Lebanese plastic surgeon attacks president of plastic surgery society on board flight to Dubai

Nader Saab performing cosmetic surgery in Lebanon. (AFP)
Updated 11 March 2018

Lebanese plastic surgeon attacks president of plastic surgery society on board flight to Dubai

DUBAI: A Lebanese plastic surgeon attacked the president of the Lebanese Society of Plastic Reconstructive and Aesthetic Surgery aboard a flight from Beirut to Dubai on Saturday, national news channel LBC reported.
Famous cosmetic surgeon, Nader Saab, physically and verbally attacked Dr. Elie Abdelhak over a report submitted by the society based on the death of one of Saab’s patients.
According to witnesses aboard the flight who spoke to local media, “Saab screamed in the face of Abdulhak, insulted, and beat him, while Abdulhak did not react before Saab returned to his place.”
Abdulhak spoke to Lebanese daily An-Nahar saying: “After the flight attendant handed out breakfast, Saab came and told me: ‘I thank you for the report you made about the death of Al-Qassab,’ to which I replied, ‘I simply did my duty as president of the surgery and beauty association and that’s what I know.’”
“Afterwards, Saab told me ‘I will show you what I will do’ and proceeded to punch me twice in the face. I kept calm in order not to make matters worse and told him to go back to his place,” the doctor added.
Afterwards, Saab issued a statement saying that Abdelhak first came forward and cursed him and his assistant.
Saab was charged with negligence after Farah Al-Qassab died while undergoing liposuction surgery in the cosmetic surgeon’s clinic.
It was not suggested in local reports whether or not the airline or crew got involved in the incident.

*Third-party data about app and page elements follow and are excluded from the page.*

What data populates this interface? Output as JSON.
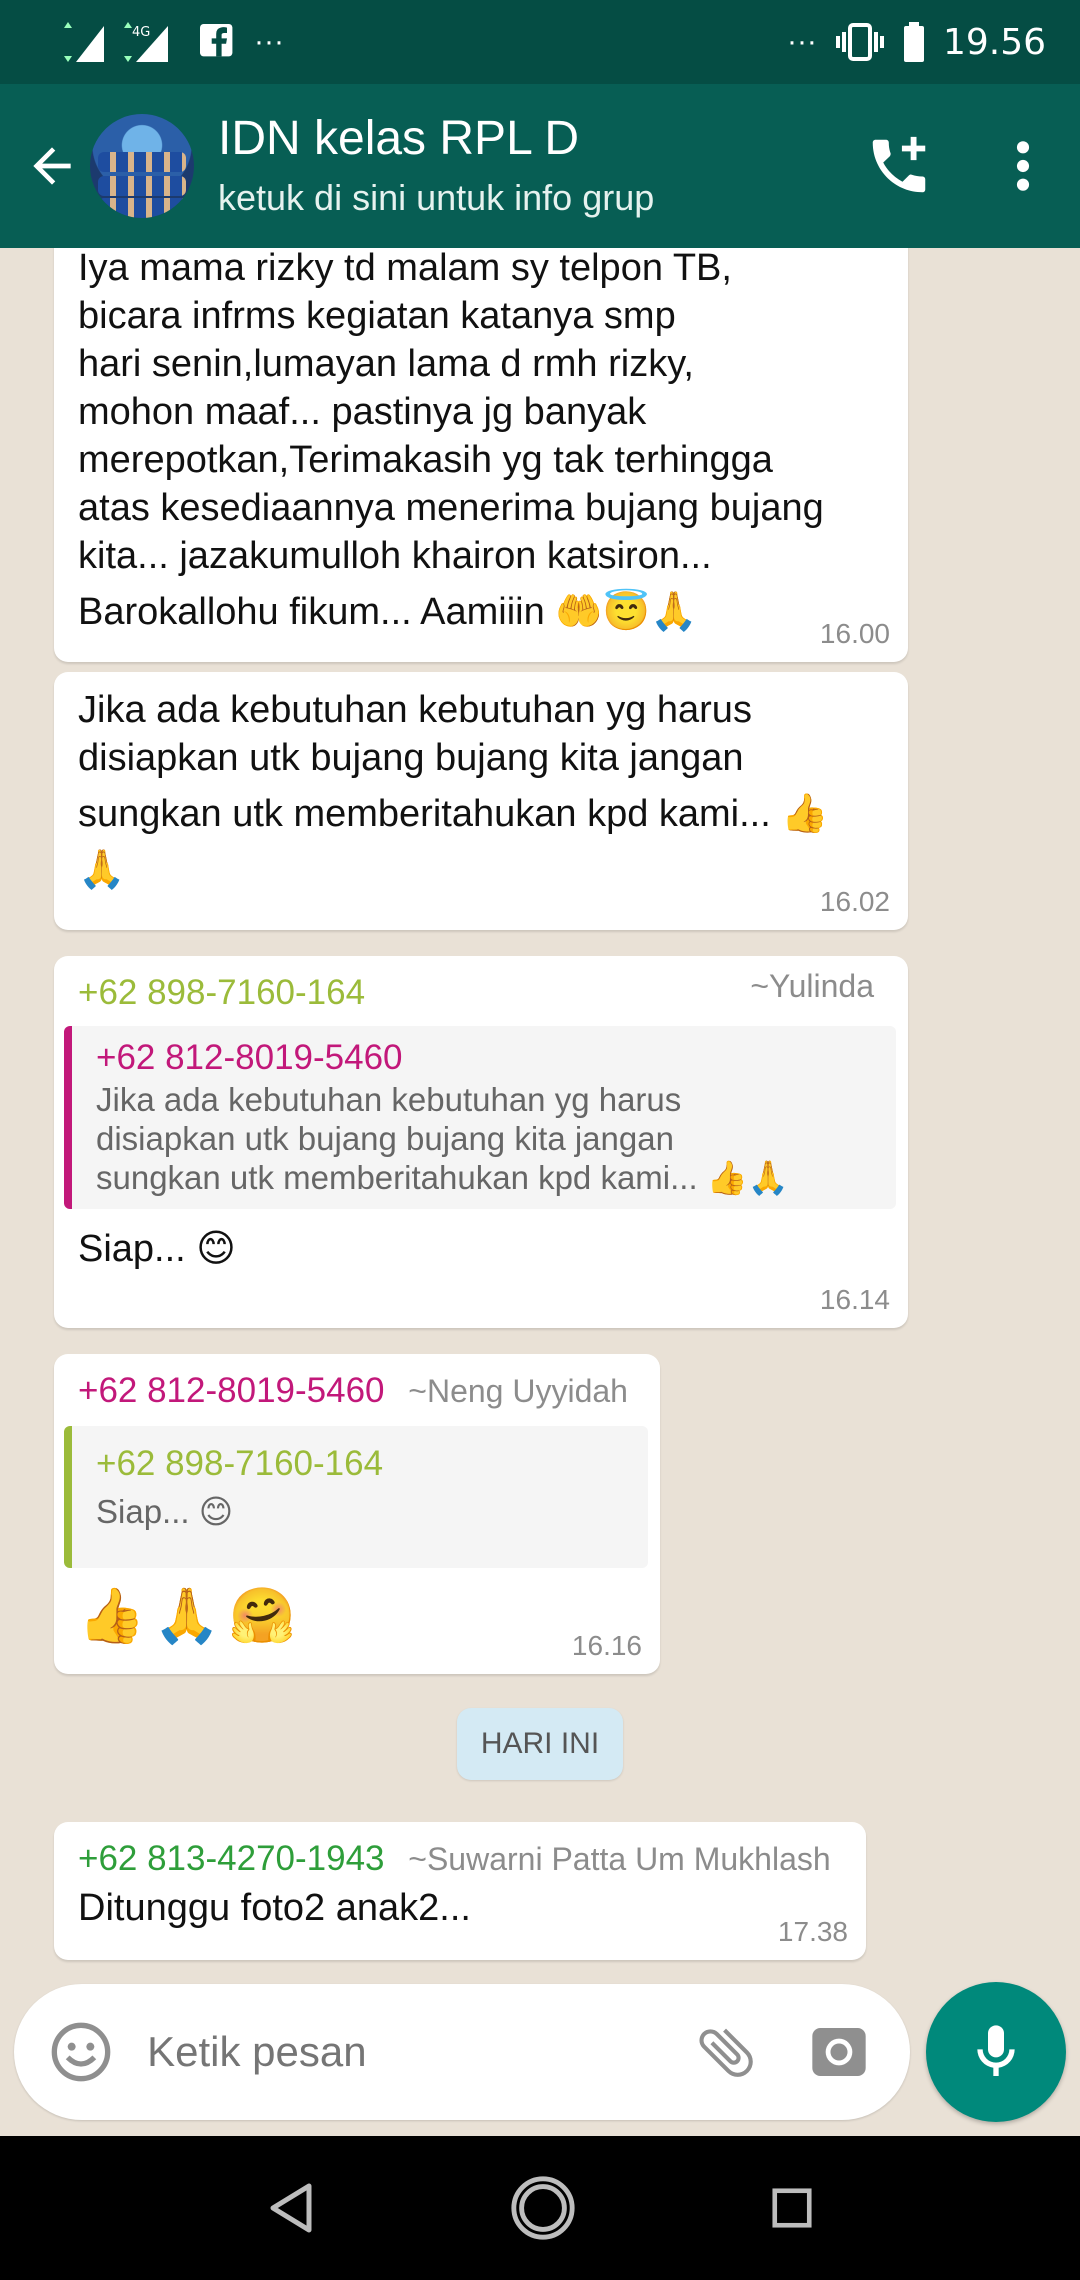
{
  "status_bar": {
    "time": "19.56",
    "network": "4G",
    "app_icon": "facebook-icon",
    "more": "···"
  },
  "header": {
    "title": "IDN kelas RPL D",
    "subtitle": "ketuk di sini untuk info grup"
  },
  "messages": [
    {
      "text_lines": [
        "Iya mama rizky td malam sy telpon TB,",
        "bicara infrms kegiatan katanya smp",
        "hari senin,lumayan lama d rmh rizky,",
        "mohon maaf...  pastinya jg banyak",
        "merepotkan,Terimakasih yg tak terhingga",
        "atas kesediaannya menerima bujang bujang",
        "kita... jazakumulloh khairon katsiron...",
        "Barokallohu fikum... Aamiiin 🤲😇🙏"
      ],
      "time": "16.00"
    },
    {
      "text_lines": [
        "Jika ada kebutuhan kebutuhan yg harus",
        "disiapkan utk bujang bujang kita jangan",
        "sungkan utk memberitahukan kpd kami... 👍",
        "🙏"
      ],
      "time": "16.02"
    },
    {
      "sender": "+62 898-7160-164",
      "alias": "~Yulinda",
      "quote": {
        "sender": "+62 812-8019-5460",
        "lines": [
          "Jika ada kebutuhan kebutuhan yg harus",
          "disiapkan utk bujang bujang kita jangan",
          "sungkan utk memberitahukan kpd kami... 👍🙏"
        ]
      },
      "text": "Siap... 😊",
      "time": "16.14"
    },
    {
      "sender": "+62 812-8019-5460",
      "alias": "~Neng Uyyidah",
      "quote": {
        "sender": "+62 898-7160-164",
        "lines": [
          "Siap... 😊"
        ]
      },
      "text": "👍🙏🤗",
      "time": "16.16"
    },
    {
      "sender": "+62 813-4270-1943",
      "alias": "~Suwarni Patta Um Mukhlash",
      "text": "Ditunggu foto2 anak2...",
      "time": "17.38"
    }
  ],
  "day_divider": "HARI INI",
  "composer": {
    "placeholder": "Ketik pesan"
  },
  "colors": {
    "header": "#075e54",
    "status_bar": "#054d44",
    "sender_green": "#9bbb3a",
    "sender_magenta": "#c2187a",
    "sender_dark_green": "#2e9e3a",
    "mic": "#00897b"
  }
}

No cheating: Frenchwoman was world’s oldest person, researchers say

Updated 16 September 2019

No cheating: Frenchwoman was world’s oldest person, researchers say

  • Calment “remains the oldest human whose age is well-documented”

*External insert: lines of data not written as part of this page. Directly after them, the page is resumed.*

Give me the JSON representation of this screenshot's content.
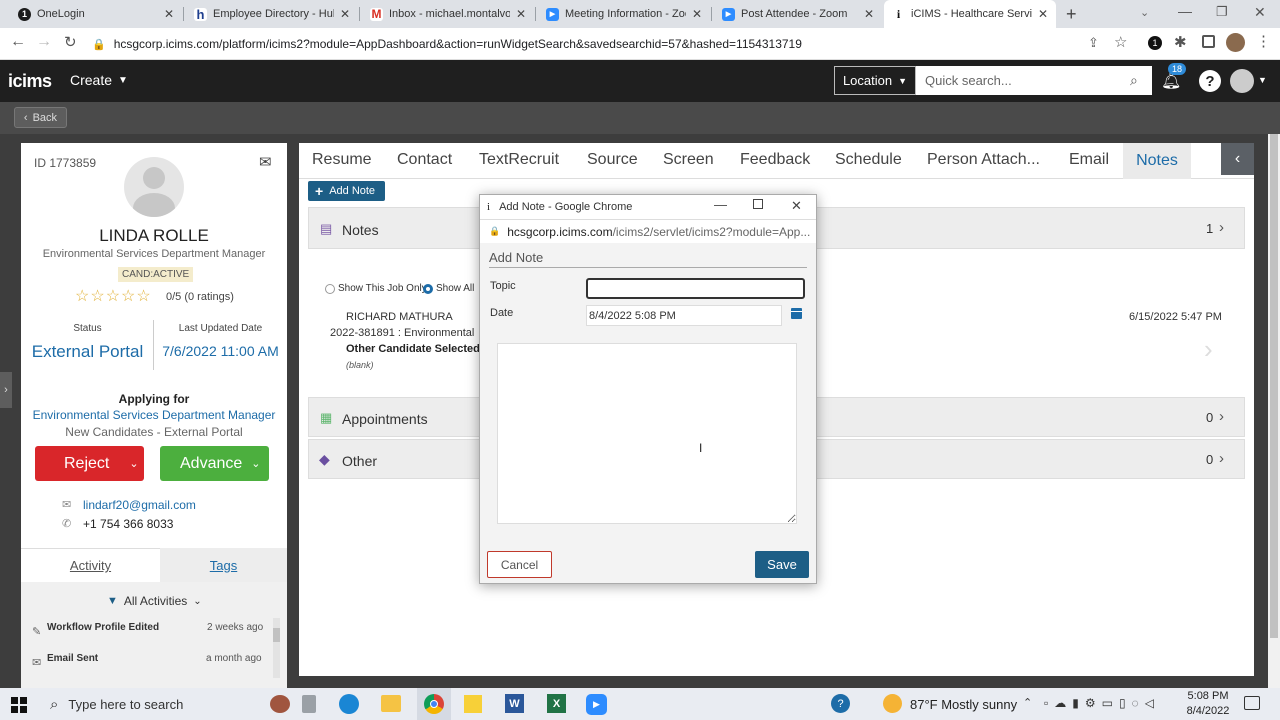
{
  "browser": {
    "tabs": [
      {
        "title": "OneLogin",
        "icon": "onelogin-icon",
        "color": "#1c1c1c",
        "glyph": "1"
      },
      {
        "title": "Employee Directory - Hub",
        "icon": "hub-icon",
        "color": "#1f3f8f",
        "glyph": "h"
      },
      {
        "title": "Inbox - michael.montalvo@",
        "icon": "gmail-icon",
        "color": "#d93025",
        "glyph": "M"
      },
      {
        "title": "Meeting Information - Zoo",
        "icon": "zoom-icon",
        "color": "#2d8cff",
        "glyph": "▶"
      },
      {
        "title": "Post Attendee - Zoom",
        "icon": "zoom-icon",
        "color": "#2d8cff",
        "glyph": "▶"
      },
      {
        "title": "iCIMS - Healthcare Services",
        "icon": "icims-icon",
        "color": "#ffffff",
        "glyph": "i"
      }
    ],
    "url": "hcsgcorp.icims.com/platform/icims2?module=AppDashboard&action=runWidgetSearch&savedsearchid=57&hashed=1154313719"
  },
  "header": {
    "logo": "icims",
    "create_label": "Create",
    "location_label": "Location",
    "search_placeholder": "Quick search...",
    "notification_count": "18"
  },
  "back_label": "Back",
  "candidate": {
    "id": "ID 1773859",
    "name": "LINDA ROLLE",
    "title": "Environmental Services Department Manager",
    "badge": "CAND:ACTIVE",
    "ratings": "0/5 (0 ratings)",
    "stars": 0,
    "status_label": "Status",
    "status_value": "External Portal",
    "updated_label": "Last Updated Date",
    "updated_value": "7/6/2022 11:00 AM",
    "applying_label": "Applying for",
    "applying_job": "Environmental Services Department Manager",
    "applying_stage": "New Candidates - External Portal",
    "reject_label": "Reject",
    "advance_label": "Advance",
    "email": "lindarf20@gmail.com",
    "phone": "+1 754 366 8033"
  },
  "activity": {
    "tab_activity": "Activity",
    "tab_tags": "Tags",
    "filter": "All Activities",
    "items": [
      {
        "label": "Workflow Profile Edited",
        "time": "2 weeks ago"
      },
      {
        "label": "Email Sent",
        "time": "a month ago"
      }
    ]
  },
  "profile_tabs": [
    "Resume",
    "Contact",
    "TextRecruit",
    "Source",
    "Screen",
    "Feedback",
    "Schedule",
    "Person Attach...",
    "Email",
    "Notes"
  ],
  "add_note_label": "Add Note",
  "notes_section": {
    "title": "Notes",
    "count": "1",
    "radio_job": "Show This Job Only",
    "radio_all": "Show All",
    "note_author": "RICHARD MATHURA",
    "note_job": "2022-381891 : Environmental",
    "note_subject": "Other Candidate Selected",
    "note_body": "(blank)",
    "note_date": "6/15/2022 5:47 PM"
  },
  "appointments_section": {
    "title": "Appointments",
    "count": "0"
  },
  "other_section": {
    "title": "Other",
    "count": "0"
  },
  "modal": {
    "window_title": "Add Note - Google Chrome",
    "url_host": "hcsgcorp.icims.com",
    "url_path": "/icims2/servlet/icims2?module=App...",
    "heading": "Add Note",
    "topic_label": "Topic",
    "topic_value": "",
    "date_label": "Date",
    "date_value": "8/4/2022 5:08 PM",
    "cancel_label": "Cancel",
    "save_label": "Save"
  },
  "taskbar": {
    "search_placeholder": "Type here to search",
    "weather": "87°F  Mostly sunny",
    "time": "5:08 PM",
    "date": "8/4/2022"
  },
  "colors": {
    "reject": "#d9262a",
    "advance": "#4caf3e",
    "accent": "#1d5e86",
    "link": "#1d6ca8"
  }
}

PARIS: Frenchwoman Jeanne Calment, who died two decades ago aged 122, should retain the title of the oldest person on record, French researchers said Monday, rejecting claims of fraud.
Ageing specialists Jean-Marie Robine and Michel Allard, who declared Calment the longest-lived person in the 1990s, said their review of old and new data confirmed she “remains the oldest human whose age is well-documented.”
“Recently the claim that families Calment and Billot (her in-laws) organized a conspiracy concerning tax fraud based on identity fraud between mother and daughter gained international media attention,” Robine, Allard and two other researchers wrote in The Journals of Gerontology.
“Here, we reference the original components of the validation as well as additional documentation to address various claims of the conspiracy theory and provide evidence for why these claims are based on inaccurate facts,” they wrote.
Calment, who used to joke that God must have forgotten her, died in southern France in 1997, setting a longevity record that has been questioned.
Last December, Russian researchers Valery Novoselov and Nikolay Zak claimed in a report that Calment had actually died in 1934 and that her daughter Yvonne stole her identity to avoid paying inheritance tax.
According to their research, the woman who died in 1997 was Yvonne, not her mother, and at a young 99.
The Russian report was based on biographies, interviews and photos of Jeanne Calment, witness testimony, and public records of the city of Arles where she lived.
The new article insists Calment’s identity “has not been usurped,” according to a statement from the French research institute INSERM, where Robine works as research director.
The authors cross-checked the original data used to validate the centenarian’s identity with newly uncovered documents, to show “there was neither tax fraud nor falsification of Jeanne Calment’s identity” the article says.
The team also turned to mathematical modelling to counter arguments that her considerable age was impossible.
In every 10 million centenarians, one can reach the age of 123, they said, “a probability that is certainly small, but that is far from making Ms Calment a statistical impossibility.”
“All the documents uncovered contradict the Russian thesis,” Robine told AFP, as the team demanded a retraction from Zak and Novoselov.
Novoselov, however, insisted Monday that the original work verifying Calment’s identity and age “is full of flaws and mistakes,” while Zak said he found the new article “weak.”
Born on February 21, Calment became the biggest attraction of the southern French city of Arles since Vincent Van Gogh, who spent a year there in 1888.
She said she had met the artist when he came to her uncle’s store to buy paints, and remembered him as “ugly as sin” and having an “awful character.”
Calment used to talk of enjoying chocolate and port and would smoke an occasional cigarette before her health deteriorated.
INSERM said however that it could not “support any requests for exhumation” of Calment’s body, on which no autopsy was performed after her death.